To begin with the sleeves were huge and I didn't like it. So I took them in at the shoulder seam and considerably reduced the length (about an inch or so). Regrettably I didn't think to take photos as I was too eager to change it and see if I could make the top likeable. Which I did, and I'm happy with it now. There is, however, one slight issue: the back.
Lace-blocked tee, back
You can't see it here, because I put the buttons on the wrong side (that's not the issue).
Lace-blocked tee, back 2
Because of the way I finished the opening, you can see the yellow placket. Ugh. (Side note, the bottom of the placket DOES NOT look like that in real life. This must be a very bad angle).
Lace-blocked tee, details 1
Now for details. The top and bottom of the 'bodice' part are edged with running stitches. You may remember this feature from my FMP at Bishop. This top's style continues from that collection. The neckline was finished by sewing stay tape along the WS, turning the s.a. under, and double-stitching. This allows for the nicest finish from the outside, I feel. The sleeves are hemmed similarly, but sans stay tape. Lace doesn't fray, so neatening the seams is optional.
I chose to make the sleeves kimono sleeves. I thought this would be best. It uses less fabric and gives a cleaner look to the top.
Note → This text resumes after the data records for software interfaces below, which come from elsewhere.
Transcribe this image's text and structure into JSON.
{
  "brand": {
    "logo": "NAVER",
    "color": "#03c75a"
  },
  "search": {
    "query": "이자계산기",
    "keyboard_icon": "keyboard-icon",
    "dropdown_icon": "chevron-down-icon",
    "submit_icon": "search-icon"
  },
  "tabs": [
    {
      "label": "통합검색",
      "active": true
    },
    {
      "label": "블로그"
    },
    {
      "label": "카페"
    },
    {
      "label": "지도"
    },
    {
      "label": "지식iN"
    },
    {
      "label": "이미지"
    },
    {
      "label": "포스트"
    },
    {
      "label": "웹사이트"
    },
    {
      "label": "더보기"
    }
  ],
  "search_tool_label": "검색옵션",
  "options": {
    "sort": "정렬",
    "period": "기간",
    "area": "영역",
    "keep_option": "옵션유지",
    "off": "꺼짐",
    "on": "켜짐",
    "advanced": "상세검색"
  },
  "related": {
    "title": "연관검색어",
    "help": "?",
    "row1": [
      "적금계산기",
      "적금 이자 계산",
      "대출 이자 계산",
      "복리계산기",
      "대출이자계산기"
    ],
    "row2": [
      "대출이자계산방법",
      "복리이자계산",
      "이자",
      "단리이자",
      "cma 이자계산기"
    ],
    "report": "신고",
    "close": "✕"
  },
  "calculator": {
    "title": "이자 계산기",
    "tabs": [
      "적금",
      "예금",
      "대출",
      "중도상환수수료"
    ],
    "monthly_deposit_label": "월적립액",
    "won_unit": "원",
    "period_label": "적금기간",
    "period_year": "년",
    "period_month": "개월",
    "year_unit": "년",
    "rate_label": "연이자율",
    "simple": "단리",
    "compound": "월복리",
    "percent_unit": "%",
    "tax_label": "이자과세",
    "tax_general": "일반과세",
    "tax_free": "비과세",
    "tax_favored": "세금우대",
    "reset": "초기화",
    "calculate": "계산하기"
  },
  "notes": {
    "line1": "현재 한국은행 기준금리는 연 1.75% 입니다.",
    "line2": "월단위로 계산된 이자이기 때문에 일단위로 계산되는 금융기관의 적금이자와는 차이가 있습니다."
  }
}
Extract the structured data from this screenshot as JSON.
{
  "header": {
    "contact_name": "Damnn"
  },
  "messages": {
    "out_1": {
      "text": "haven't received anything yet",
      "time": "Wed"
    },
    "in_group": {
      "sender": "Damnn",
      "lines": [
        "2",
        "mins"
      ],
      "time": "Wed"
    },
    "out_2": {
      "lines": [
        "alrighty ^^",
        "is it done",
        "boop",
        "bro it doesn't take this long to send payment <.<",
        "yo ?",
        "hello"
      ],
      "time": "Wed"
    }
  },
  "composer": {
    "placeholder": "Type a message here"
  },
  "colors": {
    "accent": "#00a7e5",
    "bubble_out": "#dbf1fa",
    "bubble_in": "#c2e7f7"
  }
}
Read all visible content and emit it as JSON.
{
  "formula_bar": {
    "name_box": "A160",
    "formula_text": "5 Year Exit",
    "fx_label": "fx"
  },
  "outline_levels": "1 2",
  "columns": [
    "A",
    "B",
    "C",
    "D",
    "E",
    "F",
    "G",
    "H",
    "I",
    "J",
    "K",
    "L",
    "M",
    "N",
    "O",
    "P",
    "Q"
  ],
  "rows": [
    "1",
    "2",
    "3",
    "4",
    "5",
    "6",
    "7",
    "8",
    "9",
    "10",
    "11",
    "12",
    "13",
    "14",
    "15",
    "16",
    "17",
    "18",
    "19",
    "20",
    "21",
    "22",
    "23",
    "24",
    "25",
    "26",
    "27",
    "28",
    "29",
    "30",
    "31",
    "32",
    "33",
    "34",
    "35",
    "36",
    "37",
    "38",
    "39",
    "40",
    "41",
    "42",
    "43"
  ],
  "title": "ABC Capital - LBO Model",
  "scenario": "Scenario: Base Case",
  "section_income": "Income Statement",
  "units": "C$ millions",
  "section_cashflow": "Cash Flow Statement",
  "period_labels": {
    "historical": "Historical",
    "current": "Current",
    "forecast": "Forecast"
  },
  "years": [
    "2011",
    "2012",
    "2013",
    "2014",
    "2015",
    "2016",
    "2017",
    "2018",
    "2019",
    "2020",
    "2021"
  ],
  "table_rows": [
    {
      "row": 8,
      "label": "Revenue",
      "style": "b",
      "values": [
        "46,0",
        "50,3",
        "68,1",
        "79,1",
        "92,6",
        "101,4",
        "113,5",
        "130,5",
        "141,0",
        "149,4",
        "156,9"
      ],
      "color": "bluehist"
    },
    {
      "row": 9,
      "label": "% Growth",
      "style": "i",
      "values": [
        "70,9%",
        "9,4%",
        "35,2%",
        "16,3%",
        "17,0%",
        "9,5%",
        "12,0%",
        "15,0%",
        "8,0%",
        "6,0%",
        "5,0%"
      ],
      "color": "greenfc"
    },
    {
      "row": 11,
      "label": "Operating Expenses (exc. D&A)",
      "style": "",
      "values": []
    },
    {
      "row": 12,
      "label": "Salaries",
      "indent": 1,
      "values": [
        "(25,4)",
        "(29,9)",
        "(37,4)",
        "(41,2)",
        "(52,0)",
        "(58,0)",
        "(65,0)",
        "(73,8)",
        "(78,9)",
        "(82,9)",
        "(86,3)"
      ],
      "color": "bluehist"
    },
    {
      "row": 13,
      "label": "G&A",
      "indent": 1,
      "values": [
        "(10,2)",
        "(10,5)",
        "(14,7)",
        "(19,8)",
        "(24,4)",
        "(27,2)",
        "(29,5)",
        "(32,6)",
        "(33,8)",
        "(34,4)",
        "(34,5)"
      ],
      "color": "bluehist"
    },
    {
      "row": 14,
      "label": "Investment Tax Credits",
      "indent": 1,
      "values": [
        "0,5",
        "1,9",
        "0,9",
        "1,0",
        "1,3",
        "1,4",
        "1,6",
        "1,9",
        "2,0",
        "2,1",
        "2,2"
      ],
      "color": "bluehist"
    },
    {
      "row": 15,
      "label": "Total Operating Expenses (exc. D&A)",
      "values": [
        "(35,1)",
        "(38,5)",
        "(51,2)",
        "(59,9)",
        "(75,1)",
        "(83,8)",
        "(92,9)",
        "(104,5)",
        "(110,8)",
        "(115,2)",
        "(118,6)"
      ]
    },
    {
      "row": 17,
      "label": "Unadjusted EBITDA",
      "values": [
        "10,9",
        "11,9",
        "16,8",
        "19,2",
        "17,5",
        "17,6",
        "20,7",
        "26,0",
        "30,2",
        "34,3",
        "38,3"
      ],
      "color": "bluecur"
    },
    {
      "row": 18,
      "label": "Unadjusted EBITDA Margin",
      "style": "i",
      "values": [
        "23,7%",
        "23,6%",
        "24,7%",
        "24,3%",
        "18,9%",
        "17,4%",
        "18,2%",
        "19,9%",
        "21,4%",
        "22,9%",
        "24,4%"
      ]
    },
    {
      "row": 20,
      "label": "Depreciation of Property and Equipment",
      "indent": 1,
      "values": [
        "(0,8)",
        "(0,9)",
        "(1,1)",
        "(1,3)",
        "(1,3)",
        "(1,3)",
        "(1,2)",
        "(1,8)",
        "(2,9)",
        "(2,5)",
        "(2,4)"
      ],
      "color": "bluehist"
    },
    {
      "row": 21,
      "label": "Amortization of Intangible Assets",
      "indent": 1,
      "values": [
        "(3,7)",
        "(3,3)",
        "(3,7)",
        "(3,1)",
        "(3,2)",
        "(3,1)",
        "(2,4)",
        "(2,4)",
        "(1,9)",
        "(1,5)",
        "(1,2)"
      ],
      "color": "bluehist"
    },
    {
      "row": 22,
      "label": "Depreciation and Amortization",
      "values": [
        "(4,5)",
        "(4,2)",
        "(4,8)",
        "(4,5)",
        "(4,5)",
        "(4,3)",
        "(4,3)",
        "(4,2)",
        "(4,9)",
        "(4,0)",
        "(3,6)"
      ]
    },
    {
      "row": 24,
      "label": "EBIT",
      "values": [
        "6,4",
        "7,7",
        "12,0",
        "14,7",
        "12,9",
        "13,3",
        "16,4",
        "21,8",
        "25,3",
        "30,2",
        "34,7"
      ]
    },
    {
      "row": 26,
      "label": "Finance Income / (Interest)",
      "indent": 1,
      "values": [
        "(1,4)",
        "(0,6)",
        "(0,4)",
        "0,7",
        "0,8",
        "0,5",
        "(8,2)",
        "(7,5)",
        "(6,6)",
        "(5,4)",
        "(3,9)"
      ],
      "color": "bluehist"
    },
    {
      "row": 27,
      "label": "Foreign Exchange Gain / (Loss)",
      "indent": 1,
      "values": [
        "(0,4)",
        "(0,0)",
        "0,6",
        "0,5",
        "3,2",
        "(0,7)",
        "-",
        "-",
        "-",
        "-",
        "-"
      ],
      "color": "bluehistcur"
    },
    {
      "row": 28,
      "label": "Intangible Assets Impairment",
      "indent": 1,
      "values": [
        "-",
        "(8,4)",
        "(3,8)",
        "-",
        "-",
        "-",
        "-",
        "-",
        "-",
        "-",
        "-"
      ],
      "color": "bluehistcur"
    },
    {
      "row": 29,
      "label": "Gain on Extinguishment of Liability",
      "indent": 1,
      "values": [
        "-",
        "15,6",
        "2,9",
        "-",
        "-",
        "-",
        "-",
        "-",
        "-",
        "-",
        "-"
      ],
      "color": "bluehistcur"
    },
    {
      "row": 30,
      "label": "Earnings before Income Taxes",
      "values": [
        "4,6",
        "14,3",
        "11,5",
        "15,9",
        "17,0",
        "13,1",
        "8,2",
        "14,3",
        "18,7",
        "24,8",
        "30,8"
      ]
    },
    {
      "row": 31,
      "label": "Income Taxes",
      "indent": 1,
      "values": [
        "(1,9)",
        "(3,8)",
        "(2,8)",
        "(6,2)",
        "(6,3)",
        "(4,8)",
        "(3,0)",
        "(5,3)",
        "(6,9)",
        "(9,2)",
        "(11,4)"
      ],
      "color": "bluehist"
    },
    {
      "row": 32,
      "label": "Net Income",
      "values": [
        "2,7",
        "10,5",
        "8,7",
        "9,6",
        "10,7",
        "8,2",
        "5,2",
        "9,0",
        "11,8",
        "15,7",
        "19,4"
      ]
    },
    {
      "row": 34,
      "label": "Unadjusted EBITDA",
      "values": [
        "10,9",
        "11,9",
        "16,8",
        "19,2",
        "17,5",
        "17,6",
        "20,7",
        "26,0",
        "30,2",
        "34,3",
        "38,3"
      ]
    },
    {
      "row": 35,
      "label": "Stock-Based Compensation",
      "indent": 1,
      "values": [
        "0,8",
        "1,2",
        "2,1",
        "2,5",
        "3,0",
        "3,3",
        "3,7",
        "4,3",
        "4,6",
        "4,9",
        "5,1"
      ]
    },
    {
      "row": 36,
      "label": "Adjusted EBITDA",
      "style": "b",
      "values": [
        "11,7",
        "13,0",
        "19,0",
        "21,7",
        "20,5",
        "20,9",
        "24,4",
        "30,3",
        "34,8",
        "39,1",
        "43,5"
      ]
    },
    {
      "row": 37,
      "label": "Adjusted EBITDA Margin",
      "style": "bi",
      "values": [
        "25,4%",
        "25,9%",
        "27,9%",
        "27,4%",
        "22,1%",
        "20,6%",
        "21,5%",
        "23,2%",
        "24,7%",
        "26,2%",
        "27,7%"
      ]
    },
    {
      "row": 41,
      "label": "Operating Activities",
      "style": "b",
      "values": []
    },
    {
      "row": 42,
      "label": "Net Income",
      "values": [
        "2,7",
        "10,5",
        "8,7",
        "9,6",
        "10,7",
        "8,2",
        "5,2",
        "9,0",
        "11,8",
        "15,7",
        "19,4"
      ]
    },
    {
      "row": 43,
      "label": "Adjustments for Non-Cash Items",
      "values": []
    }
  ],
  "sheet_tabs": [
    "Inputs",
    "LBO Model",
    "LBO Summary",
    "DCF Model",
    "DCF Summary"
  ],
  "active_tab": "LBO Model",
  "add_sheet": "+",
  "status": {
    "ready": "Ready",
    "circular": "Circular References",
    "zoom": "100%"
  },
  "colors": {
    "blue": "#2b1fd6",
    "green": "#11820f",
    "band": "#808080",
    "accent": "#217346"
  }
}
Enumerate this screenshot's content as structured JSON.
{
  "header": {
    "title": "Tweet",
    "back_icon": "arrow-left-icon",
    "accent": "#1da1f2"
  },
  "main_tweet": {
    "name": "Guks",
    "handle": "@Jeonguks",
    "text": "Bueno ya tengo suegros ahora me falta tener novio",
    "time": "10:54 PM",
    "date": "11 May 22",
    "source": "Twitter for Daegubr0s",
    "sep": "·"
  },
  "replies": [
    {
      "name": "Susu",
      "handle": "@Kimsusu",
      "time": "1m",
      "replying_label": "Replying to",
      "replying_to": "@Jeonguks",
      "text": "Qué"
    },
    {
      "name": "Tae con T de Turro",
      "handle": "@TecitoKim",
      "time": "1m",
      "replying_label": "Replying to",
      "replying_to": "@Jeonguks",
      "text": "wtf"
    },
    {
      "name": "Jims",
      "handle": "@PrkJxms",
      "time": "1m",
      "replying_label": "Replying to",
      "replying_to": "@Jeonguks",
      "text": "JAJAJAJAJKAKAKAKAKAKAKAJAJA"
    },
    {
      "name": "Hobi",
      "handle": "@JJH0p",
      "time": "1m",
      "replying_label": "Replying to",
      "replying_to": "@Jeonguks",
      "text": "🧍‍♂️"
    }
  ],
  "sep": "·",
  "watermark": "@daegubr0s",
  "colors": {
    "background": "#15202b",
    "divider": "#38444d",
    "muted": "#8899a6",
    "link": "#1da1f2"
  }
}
(PS. The safety pin is a political thing as a result of Brexit. It's to show that I won't be racially abusive to you, so you can talk to me. :) )
Lace-blocked tee, details 2
The top button is a cool decorative one from my button jar. The rest are clear ones. I like using clear buttons on light-coloured fabrics. I think it looks more expensive. (Gah! In all these photos the edges of the top don't line up! They did when I was sewing. I'm going to have to ask someone in real life how it looks!)
All in all, I'm quite pleased with this new top. It's comfortable to wear (as it should be, having been drafted from my TNT block) and it looks good.
-- Sabrina